* [Exercise directions] Whatever appears in the listing must be reproduced exactly.

* [Supplied records]
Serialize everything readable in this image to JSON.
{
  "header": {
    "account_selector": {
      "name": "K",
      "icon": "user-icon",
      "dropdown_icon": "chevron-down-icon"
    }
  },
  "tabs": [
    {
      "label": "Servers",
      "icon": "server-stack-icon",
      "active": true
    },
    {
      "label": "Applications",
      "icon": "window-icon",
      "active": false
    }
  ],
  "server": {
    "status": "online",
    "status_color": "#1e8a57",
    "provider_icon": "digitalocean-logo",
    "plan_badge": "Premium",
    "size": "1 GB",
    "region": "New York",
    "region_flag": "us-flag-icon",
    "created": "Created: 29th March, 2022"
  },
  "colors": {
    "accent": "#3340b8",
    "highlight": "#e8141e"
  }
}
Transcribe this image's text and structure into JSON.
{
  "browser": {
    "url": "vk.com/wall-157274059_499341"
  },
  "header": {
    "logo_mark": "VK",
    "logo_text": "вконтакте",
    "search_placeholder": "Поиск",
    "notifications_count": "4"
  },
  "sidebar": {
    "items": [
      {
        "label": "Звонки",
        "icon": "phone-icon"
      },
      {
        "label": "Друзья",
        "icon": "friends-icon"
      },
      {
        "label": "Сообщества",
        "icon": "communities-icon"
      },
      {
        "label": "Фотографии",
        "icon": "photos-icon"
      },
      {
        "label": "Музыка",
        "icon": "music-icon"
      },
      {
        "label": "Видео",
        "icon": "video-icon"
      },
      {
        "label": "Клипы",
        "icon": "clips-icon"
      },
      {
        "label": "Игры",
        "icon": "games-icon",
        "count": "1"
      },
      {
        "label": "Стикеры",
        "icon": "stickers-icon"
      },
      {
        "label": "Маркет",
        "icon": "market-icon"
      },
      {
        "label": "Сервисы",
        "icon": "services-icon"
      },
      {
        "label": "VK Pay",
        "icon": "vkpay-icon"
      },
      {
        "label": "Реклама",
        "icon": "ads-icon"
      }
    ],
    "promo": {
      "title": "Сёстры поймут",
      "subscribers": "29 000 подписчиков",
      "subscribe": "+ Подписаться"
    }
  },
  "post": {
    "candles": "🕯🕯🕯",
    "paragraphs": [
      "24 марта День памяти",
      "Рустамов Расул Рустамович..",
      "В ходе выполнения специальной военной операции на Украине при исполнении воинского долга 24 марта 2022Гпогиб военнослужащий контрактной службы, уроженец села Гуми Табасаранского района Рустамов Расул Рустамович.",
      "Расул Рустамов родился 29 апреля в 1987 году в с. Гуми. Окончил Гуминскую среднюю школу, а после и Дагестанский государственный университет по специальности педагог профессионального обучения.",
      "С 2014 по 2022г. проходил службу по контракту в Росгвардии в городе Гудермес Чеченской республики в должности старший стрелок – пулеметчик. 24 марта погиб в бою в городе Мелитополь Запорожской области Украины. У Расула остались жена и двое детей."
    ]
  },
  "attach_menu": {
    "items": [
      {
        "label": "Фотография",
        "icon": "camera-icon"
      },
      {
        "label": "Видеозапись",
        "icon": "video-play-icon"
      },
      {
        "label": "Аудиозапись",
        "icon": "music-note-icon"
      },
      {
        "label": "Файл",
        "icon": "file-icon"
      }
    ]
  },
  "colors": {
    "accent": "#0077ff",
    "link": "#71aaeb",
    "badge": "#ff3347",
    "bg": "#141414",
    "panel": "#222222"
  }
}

* [Response]
Serialize everything readable in this image to JSON.
{
  "header": {
    "account_selector": {
      "name": "K",
      "icon": "user-icon",
      "dropdown_icon": "chevron-down-icon"
    }
  },
  "tabs": [
    {
      "label": "Servers",
      "icon": "server-stack-icon",
      "active": true
    },
    {
      "label": "Applications",
      "icon": "window-icon",
      "active": false
    }
  ],
  "server": {
    "status": "online",
    "status_color": "#1e8a57",
    "provider_icon": "digitalocean-logo",
    "plan_badge": "Premium",
    "size": "1 GB",
    "region": "New York",
    "region_flag": "us-flag-icon",
    "created": "Created: 29th March, 2022"
  },
  "colors": {
    "accent": "#3340b8",
    "highlight": "#e8141e"
  }
}
Transcribe this image's text and structure into JSON.
{
  "browser": {
    "url": "vk.com/wall-157274059_499341"
  },
  "header": {
    "logo_mark": "VK",
    "logo_text": "вконтакте",
    "search_placeholder": "Поиск",
    "notifications_count": "4"
  },
  "sidebar": {
    "items": [
      {
        "label": "Звонки",
        "icon": "phone-icon"
      },
      {
        "label": "Друзья",
        "icon": "friends-icon"
      },
      {
        "label": "Сообщества",
        "icon": "communities-icon"
      },
      {
        "label": "Фотографии",
        "icon": "photos-icon"
      },
      {
        "label": "Музыка",
        "icon": "music-icon"
      },
      {
        "label": "Видео",
        "icon": "video-icon"
      },
      {
        "label": "Клипы",
        "icon": "clips-icon"
      },
      {
        "label": "Игры",
        "icon": "games-icon",
        "count": "1"
      },
      {
        "label": "Стикеры",
        "icon": "stickers-icon"
      },
      {
        "label": "Маркет",
        "icon": "market-icon"
      },
      {
        "label": "Сервисы",
        "icon": "services-icon"
      },
      {
        "label": "VK Pay",
        "icon": "vkpay-icon"
      },
      {
        "label": "Реклама",
        "icon": "ads-icon"
      }
    ],
    "promo": {
      "title": "Сёстры поймут",
      "subscribers": "29 000 подписчиков",
      "subscribe": "+ Подписаться"
    }
  },
  "post": {
    "candles": "🕯🕯🕯",
    "paragraphs": [
      "24 марта День памяти",
      "Рустамов Расул Рустамович..",
      "В ходе выполнения специальной военной операции на Украине при исполнении воинского долга 24 марта 2022Гпогиб военнослужащий контрактной службы, уроженец села Гуми Табасаранского района Рустамов Расул Рустамович.",
      "Расул Рустамов родился 29 апреля в 1987 году в с. Гуми. Окончил Гуминскую среднюю школу, а после и Дагестанский государственный университет по специальности педагог профессионального обучения.",
      "С 2014 по 2022г. проходил службу по контракту в Росгвардии в городе Гудермес Чеченской республики в должности старший стрелок – пулеметчик. 24 марта погиб в бою в городе Мелитополь Запорожской области Украины. У Расула остались жена и двое детей."
    ]
  },
  "attach_menu": {
    "items": [
      {
        "label": "Фотография",
        "icon": "camera-icon"
      },
      {
        "label": "Видеозапись",
        "icon": "video-play-icon"
      },
      {
        "label": "Аудиозапись",
        "icon": "music-note-icon"
      },
      {
        "label": "Файл",
        "icon": "file-icon"
      }
    ]
  },
  "colors": {
    "accent": "#0077ff",
    "link": "#71aaeb",
    "badge": "#ff3347",
    "bg": "#141414",
    "panel": "#222222"
  }
}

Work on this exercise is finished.